What this task involves ▸
In the data below, find each line that contains the word "mikfoolery" and copy it.

Source material ▸
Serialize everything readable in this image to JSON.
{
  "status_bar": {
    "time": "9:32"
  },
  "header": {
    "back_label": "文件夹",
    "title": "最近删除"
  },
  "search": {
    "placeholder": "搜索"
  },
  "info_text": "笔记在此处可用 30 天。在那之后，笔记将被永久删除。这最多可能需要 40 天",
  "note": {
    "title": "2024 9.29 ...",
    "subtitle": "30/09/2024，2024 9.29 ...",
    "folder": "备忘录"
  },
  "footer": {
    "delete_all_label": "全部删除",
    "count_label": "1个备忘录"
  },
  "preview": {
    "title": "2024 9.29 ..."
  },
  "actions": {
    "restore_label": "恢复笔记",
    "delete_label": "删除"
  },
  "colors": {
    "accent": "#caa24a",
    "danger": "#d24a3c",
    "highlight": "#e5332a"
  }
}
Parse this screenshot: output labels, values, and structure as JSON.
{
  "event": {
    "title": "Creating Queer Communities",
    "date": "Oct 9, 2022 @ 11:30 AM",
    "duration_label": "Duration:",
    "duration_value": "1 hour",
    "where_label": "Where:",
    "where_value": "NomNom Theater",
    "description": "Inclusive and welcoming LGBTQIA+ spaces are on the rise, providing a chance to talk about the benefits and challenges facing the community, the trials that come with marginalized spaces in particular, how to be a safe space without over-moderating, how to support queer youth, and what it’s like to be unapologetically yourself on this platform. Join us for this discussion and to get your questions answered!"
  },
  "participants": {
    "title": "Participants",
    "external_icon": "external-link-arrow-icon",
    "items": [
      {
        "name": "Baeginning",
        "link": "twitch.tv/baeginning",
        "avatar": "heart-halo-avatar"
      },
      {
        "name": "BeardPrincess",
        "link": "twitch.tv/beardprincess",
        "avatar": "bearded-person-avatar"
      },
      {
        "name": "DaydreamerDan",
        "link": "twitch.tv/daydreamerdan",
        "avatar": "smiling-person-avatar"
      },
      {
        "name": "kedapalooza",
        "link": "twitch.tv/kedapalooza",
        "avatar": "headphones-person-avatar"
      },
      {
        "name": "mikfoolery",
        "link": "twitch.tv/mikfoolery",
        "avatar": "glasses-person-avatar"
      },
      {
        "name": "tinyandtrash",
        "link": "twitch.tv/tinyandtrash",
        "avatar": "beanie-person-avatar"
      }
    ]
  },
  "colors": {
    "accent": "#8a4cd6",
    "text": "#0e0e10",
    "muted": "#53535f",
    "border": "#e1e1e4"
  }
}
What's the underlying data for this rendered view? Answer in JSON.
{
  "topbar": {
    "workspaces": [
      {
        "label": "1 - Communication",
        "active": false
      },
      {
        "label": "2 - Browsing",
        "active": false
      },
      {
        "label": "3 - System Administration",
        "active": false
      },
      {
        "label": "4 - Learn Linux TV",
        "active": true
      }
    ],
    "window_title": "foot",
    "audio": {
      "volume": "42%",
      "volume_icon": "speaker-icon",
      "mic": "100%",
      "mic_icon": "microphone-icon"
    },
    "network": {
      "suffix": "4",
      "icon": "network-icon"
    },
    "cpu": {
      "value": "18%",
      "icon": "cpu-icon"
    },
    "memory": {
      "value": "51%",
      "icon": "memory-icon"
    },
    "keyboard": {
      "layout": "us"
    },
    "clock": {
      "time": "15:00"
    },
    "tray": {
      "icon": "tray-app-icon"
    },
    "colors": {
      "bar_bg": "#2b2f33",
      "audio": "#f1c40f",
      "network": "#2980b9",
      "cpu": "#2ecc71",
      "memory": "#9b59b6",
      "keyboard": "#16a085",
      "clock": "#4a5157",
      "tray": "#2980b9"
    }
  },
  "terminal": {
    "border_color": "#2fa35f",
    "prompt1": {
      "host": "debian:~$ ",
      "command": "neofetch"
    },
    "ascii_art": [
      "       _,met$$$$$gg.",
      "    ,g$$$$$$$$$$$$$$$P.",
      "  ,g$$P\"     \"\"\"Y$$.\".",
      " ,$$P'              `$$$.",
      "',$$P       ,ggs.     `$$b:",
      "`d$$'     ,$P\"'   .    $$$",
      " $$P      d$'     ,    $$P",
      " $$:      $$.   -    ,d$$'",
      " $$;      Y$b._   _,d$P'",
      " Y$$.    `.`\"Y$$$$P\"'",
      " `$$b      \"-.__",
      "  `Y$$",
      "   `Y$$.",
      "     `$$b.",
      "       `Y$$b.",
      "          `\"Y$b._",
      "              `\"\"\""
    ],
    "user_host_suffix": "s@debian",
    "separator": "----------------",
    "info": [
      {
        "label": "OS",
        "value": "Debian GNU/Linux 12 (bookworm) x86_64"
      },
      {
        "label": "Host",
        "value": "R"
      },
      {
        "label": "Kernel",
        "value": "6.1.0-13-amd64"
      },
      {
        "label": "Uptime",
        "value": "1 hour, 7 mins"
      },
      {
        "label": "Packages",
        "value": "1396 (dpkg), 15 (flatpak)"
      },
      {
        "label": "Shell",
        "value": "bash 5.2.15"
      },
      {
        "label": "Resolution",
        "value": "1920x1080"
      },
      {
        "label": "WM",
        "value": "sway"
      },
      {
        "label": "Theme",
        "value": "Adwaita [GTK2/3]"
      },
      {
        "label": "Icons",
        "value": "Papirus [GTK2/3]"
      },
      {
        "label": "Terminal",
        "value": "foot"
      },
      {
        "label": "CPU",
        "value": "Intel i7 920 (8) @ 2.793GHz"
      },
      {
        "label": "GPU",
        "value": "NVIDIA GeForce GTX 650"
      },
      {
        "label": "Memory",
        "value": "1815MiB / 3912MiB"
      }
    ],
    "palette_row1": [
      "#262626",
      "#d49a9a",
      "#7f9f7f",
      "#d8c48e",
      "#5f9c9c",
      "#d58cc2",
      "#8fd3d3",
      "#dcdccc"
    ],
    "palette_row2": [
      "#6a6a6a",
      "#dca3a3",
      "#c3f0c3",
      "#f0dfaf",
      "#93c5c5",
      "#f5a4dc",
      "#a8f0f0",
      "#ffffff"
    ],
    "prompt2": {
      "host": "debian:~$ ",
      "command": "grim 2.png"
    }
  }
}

Written response ▸
        "name": "mikfoolery",
        "link": "twitch.tv/mikfoolery",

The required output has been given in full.